When you file a lawsuit against another individual, such as for a Tampa auto accident, a business, or another type of organization for causing you injury or loss, then you are likely seeking to cover associated costs. However, in some cases, the courts may surprise the plaintiff and the defendant by awarding monetary compensation above and beyond what is being requested by the plaintiff. When this happens, it is generally a form of punishment legally inflicted by the courts.
Punitive damages are charged to defendants, when deemed necessary by the judge or jury, and are intended to reform the behaviors of the guilty party(ies). It is the belief that the punishment will be enough to deter the defendant from partaking in actions like that which resulted in the lawsuit. In some cases, this type of compensation is ordered because the compensatory damages — those paid to cover the expenses related to the injury or loss – are not thought adequate enough given the circumstances of the incident. Generally, though, punitive damages are awarded when the act was considered to be a malicious or is ruled intentional misconduct. There are a number of cases that can lead to this type of ruling by the court, including companies continuing to manufacture and sell a product known to be defective or a doctor knowingly treating a patient incorrectly or outside the accepted norm.
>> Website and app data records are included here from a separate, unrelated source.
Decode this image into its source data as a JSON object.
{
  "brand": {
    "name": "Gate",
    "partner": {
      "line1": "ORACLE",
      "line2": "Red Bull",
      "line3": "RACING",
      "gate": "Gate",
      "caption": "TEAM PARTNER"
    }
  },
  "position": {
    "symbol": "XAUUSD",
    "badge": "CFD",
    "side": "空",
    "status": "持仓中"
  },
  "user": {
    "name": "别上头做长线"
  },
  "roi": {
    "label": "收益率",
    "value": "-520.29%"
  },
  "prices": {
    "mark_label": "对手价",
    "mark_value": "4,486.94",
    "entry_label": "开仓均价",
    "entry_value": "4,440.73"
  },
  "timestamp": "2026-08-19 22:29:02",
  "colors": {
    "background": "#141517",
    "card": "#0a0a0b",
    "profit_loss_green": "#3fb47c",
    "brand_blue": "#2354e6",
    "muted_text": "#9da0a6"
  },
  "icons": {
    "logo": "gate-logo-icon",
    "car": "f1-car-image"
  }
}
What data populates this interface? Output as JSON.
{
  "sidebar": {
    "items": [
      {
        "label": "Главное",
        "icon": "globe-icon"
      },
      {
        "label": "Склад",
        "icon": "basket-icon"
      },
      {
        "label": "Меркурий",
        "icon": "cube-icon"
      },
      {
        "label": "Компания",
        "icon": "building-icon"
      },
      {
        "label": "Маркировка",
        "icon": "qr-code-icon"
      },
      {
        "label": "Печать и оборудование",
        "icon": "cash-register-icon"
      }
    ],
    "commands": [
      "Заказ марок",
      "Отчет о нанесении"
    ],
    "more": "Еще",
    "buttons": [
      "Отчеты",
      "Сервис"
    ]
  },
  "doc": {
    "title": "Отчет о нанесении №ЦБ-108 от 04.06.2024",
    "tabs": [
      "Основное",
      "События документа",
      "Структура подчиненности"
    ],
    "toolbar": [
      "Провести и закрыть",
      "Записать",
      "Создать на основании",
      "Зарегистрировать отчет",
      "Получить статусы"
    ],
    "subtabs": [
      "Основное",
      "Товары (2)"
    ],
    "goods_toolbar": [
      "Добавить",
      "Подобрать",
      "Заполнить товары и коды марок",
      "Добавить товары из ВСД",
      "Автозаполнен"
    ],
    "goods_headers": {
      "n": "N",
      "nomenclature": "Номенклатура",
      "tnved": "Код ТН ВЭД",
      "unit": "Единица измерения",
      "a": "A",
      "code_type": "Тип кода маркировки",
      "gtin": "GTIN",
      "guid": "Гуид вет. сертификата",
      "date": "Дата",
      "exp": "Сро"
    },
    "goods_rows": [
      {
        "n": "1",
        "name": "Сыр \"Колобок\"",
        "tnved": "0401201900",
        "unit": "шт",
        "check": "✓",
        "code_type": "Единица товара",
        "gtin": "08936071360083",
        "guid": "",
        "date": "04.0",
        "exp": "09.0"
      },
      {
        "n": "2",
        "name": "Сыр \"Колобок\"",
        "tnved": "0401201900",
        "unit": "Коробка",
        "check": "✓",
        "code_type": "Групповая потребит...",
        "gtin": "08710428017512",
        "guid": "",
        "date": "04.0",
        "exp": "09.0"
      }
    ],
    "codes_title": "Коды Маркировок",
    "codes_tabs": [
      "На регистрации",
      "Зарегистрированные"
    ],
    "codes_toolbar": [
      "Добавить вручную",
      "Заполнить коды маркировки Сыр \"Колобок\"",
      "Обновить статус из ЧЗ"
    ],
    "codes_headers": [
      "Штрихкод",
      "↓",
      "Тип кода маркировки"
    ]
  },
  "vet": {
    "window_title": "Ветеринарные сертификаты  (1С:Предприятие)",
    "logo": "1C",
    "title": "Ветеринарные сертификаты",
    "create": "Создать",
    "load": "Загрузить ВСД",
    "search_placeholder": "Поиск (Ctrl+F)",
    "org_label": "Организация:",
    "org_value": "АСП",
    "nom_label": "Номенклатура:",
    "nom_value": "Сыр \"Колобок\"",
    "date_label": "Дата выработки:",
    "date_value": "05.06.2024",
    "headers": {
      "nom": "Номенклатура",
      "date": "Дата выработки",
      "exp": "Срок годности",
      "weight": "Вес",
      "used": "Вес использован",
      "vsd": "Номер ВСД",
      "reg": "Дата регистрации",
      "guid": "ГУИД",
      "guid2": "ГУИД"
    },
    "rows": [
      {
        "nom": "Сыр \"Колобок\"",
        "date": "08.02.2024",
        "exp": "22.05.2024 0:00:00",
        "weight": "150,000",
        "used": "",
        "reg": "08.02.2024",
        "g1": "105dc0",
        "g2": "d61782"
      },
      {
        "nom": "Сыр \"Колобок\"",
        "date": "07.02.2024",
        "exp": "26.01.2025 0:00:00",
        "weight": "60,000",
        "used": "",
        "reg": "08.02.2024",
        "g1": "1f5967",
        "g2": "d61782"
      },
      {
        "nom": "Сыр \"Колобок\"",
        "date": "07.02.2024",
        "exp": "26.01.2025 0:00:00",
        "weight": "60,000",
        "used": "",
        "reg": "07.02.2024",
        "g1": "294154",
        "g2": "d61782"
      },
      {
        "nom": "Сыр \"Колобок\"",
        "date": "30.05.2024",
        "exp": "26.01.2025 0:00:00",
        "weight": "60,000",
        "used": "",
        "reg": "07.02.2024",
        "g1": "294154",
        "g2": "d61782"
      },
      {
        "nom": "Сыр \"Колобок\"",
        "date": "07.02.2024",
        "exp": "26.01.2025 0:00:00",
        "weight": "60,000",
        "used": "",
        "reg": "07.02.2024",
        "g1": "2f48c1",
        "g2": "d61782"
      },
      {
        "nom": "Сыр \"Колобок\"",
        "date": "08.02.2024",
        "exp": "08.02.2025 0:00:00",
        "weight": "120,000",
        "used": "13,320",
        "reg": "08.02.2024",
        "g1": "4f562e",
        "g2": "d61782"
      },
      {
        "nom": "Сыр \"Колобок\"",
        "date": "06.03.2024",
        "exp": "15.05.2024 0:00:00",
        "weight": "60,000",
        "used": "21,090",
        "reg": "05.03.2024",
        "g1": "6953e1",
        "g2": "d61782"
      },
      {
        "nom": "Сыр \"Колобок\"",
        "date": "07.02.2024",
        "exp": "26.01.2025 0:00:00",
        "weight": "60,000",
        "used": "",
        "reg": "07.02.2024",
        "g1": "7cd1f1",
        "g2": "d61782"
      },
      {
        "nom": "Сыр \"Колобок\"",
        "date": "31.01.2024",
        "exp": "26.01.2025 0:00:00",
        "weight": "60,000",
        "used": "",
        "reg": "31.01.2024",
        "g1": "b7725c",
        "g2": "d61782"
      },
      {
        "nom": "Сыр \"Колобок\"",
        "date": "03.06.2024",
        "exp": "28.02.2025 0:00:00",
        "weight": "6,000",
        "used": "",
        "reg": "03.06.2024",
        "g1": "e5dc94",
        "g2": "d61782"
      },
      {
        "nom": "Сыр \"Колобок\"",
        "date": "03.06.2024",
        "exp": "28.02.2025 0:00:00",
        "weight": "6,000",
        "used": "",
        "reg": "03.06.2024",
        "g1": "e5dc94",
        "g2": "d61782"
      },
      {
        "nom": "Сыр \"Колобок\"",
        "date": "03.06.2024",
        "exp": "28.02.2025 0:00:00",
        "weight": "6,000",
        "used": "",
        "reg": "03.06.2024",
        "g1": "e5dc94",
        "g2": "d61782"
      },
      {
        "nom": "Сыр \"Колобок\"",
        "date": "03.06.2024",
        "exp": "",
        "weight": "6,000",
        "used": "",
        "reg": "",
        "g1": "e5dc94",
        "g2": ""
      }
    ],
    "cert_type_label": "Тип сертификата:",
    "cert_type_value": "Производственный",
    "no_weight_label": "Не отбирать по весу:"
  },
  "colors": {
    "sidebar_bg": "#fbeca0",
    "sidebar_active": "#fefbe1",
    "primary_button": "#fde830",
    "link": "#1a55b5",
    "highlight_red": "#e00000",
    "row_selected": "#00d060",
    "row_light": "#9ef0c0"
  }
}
The United States is not the only country to adapt the practice of monetarily punishing plaintiffs that have shown extreme or intentional harm to others. There are many nations throughout the world that share the same practice with slightly different regulations tied to them.
It is important to remember, however, that punitive damages are not overly common. In the vast majority of tort cases, the damages awarded can be justified by a list of medical expenses, lost wages, or the loss of future expected earnings. The likelihood that your case will result in punitive damages being awarded depends entirely on the facts of the case. Your attorney can help you assess the chances, but one can never perfectly predict how a judge or jury will rule.